Nordstrom is cracking down on its notoriously laid-back return policy

Nordstrom is cracking down on its notoriously laid-back return policy
Nordstrom is cracking down on its notoriously laid-back return policy

As mall stores around the country shutter seemingly every week, big anchor retailers are doing their best to keep the lights on. The latest department store to announce changes is Nordstrom, which revealed this week that its return policy has changed, tightening up a famously lenient system.

Until recently, Nordstrom allowed returns on all products with no time limit, deciding on a “case-by-case basis” which products would be taken back. Most often, customer returns were accepted — even when items had been worn, washed, or even purchased years earlier.

Now, according to Nordstrom spokesperson Emily Sterken, who spoke to Yahoo Style, the company has instituted a number of changes.

First, formal dresses must be returned with tags still attached. Nordstrom’s internal auditing system found that special-occasion frocks were being purchased and returned with high frequency, leading to used dresses on the sales floor — and many customer complaints — so the return policy on those dresses had to shift.

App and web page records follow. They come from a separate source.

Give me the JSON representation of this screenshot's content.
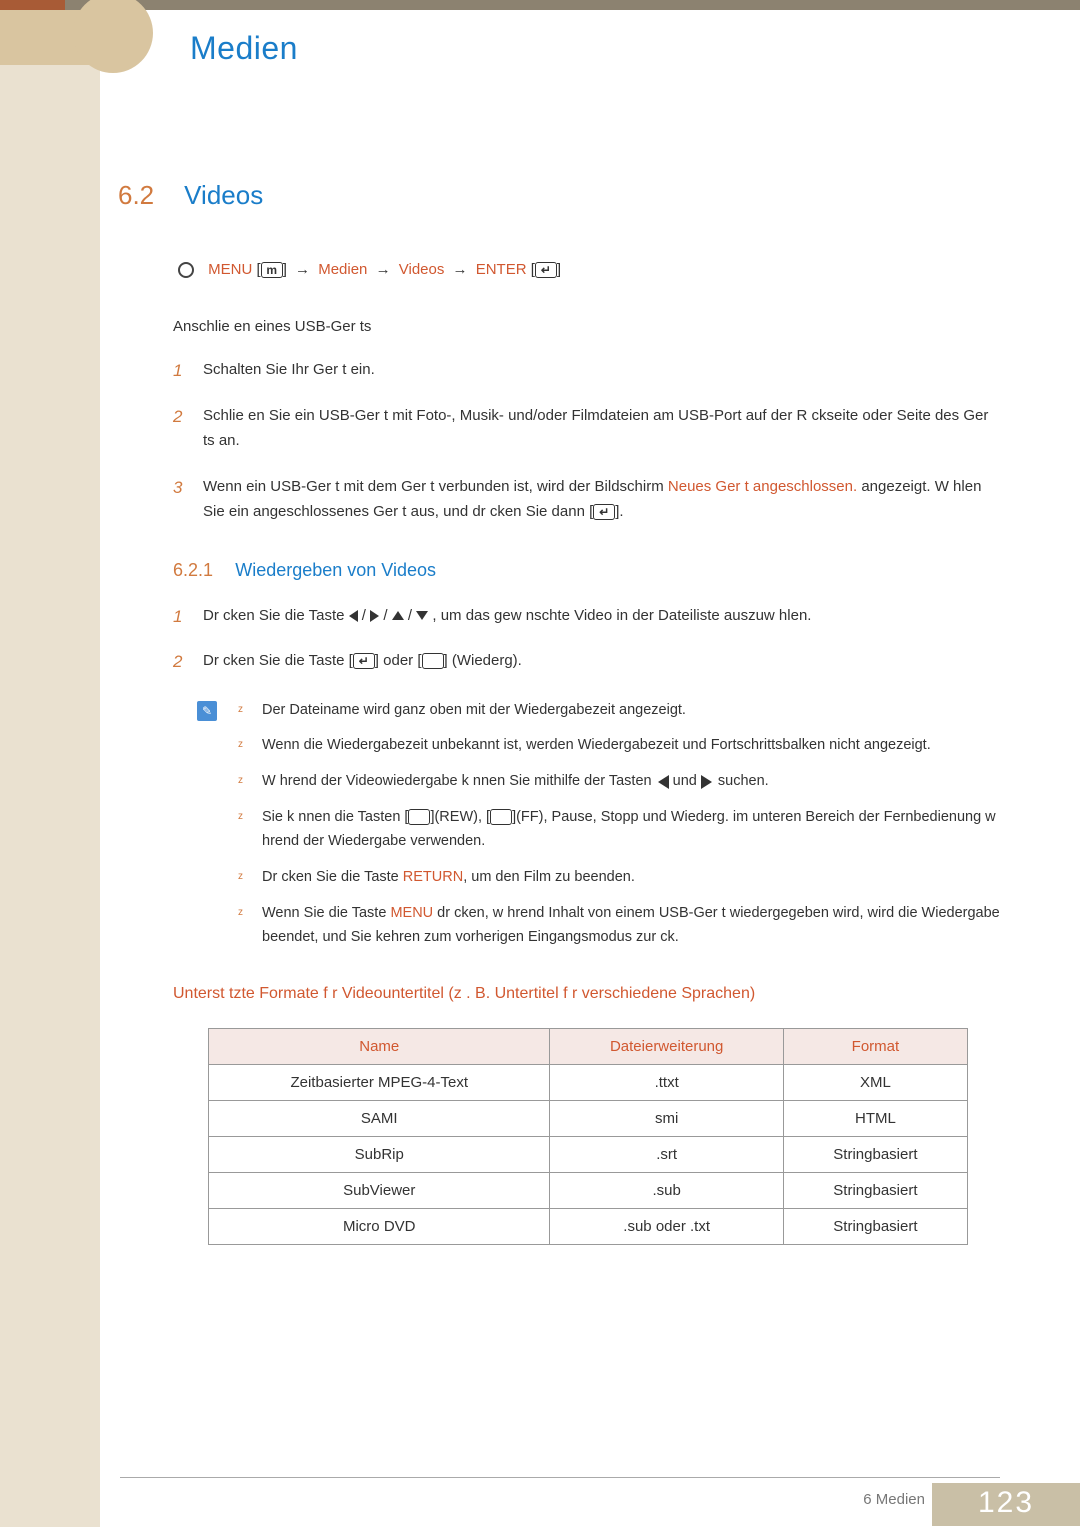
{
  "chapter_title": "Medien",
  "section": {
    "number": "6.2",
    "title": "Videos"
  },
  "nav": {
    "menu": "MENU",
    "m_glyph": "m",
    "item1": "Medien",
    "item2": "Videos",
    "enter": "ENTER"
  },
  "usb_intro": "Anschlie en eines USB-Ger ts",
  "steps_a": [
    {
      "num": "1",
      "text": "Schalten Sie Ihr Ger t ein."
    },
    {
      "num": "2",
      "text": "Schlie en Sie ein USB-Ger t mit Foto-, Musik- und/oder Filmdateien am USB-Port auf der R ckseite oder Seite des Ger ts an."
    },
    {
      "num": "3",
      "pre": "Wenn ein USB-Ger t mit dem Ger t verbunden ist, wird der Bildschirm ",
      "highlight": "Neues Ger t angeschlossen.",
      "post": " angezeigt. W hlen Sie ein angeschlossenes Ger t aus, und dr cken Sie dann [",
      "tail": "]."
    }
  ],
  "subsection": {
    "number": "6.2.1",
    "title": "Wiedergeben von Videos"
  },
  "steps_b": [
    {
      "num": "1",
      "pre": "Dr cken Sie die Taste ",
      "post": ", um das gew nschte Video in der Dateiliste auszuw hlen."
    },
    {
      "num": "2",
      "pre": "Dr cken Sie die Taste [",
      "mid": "] oder [",
      "post": "] (Wiederg)."
    }
  ],
  "notes": [
    "Der Dateiname wird ganz oben mit der Wiedergabezeit angezeigt.",
    "Wenn die Wiedergabezeit unbekannt ist, werden Wiedergabezeit und Fortschrittsbalken nicht angezeigt.",
    {
      "pre": "W hrend der Videowiedergabe k nnen Sie mithilfe der Tasten ",
      "mid": " und ",
      "post": " suchen."
    },
    {
      "pre": "Sie k nnen die Tasten [",
      "mid1": "](REW), [",
      "mid2": "](FF), Pause, Stopp und Wiederg. im unteren Bereich der Fernbedienung w hrend der Wiedergabe verwenden."
    },
    {
      "pre": "Dr cken Sie die Taste ",
      "kw": "RETURN",
      "post": ", um den Film zu beenden."
    },
    {
      "pre": "Wenn Sie die Taste ",
      "kw": "MENU",
      "post": " dr cken, w hrend Inhalt von einem USB-Ger t wiedergegeben wird, wird die Wiedergabe beendet, und Sie kehren zum vorherigen Eingangsmodus zur ck."
    }
  ],
  "subtitle_formats_heading": "Unterst tzte Formate f r Videountertitel (z    . B. Untertitel f r verschiedene Sprachen)",
  "table": {
    "headers": [
      "Name",
      "Dateierweiterung",
      "Format"
    ],
    "rows": [
      [
        "Zeitbasierter MPEG-4-Text",
        ".ttxt",
        "XML"
      ],
      [
        "SAMI",
        "smi",
        "HTML"
      ],
      [
        "SubRip",
        ".srt",
        "Stringbasiert"
      ],
      [
        "SubViewer",
        ".sub",
        "Stringbasiert"
      ],
      [
        "Micro DVD",
        ".sub oder .txt",
        "Stringbasiert"
      ]
    ]
  },
  "footer": {
    "text": "6 Medien",
    "page": "123"
  }
}
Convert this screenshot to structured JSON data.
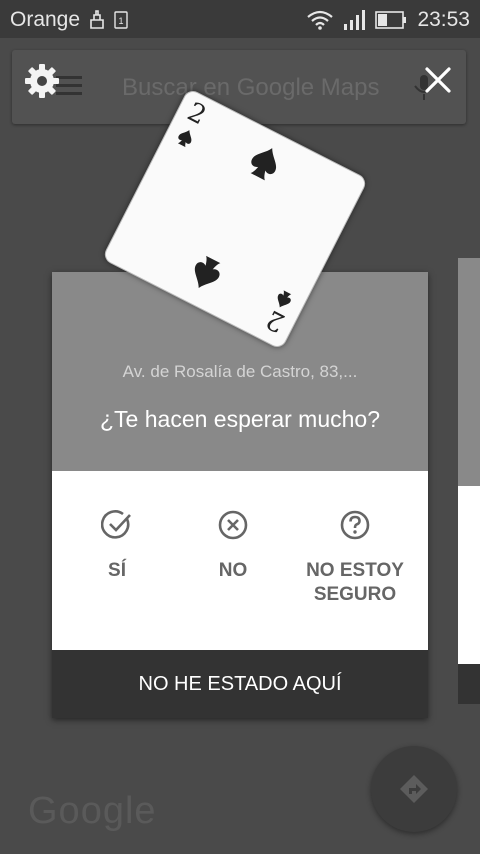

Second, since Nordstrom requires anyone making a return to provide their ID, those found to be abusing the system may be banned from shopping at Nordstrom or on its website.

“Occasionally there have been situations where we have felt a customer wasn’t being fair with us, like when their returns to Nordstrom were greater than their purchases with us or when we have no record of ever having sold the item being returned,” said Sterken.

“In cases like this, or other types of situations where we suspect unfair or dishonest activity, we’ll follow up with the customer directly and may ultimately make the decision to stop serving them in our stores and online.”

Finally, refunds will now be made only to the original form of payment; if that’s not available, customers will receive their refund on a Nordstrom gift card. Previously, customers could request cash when making a return, no matter the original form of payment.

Unsurprisingly, many Nordstrom shoppers are unhappy about the changes, with customers expressing their frustration on Twitter.

It was a necessary move, though: the National Retail Federation estimates that return fraud cost retailers more than $2 billion in 2015. So if we want Nordstrom to keep its doors open, we’ll have to get on board with these changes.

Our goal is to create a safe and engaging place for users to connect over interests and passions. In order to improve our community experience, we are temporarily suspending article commenting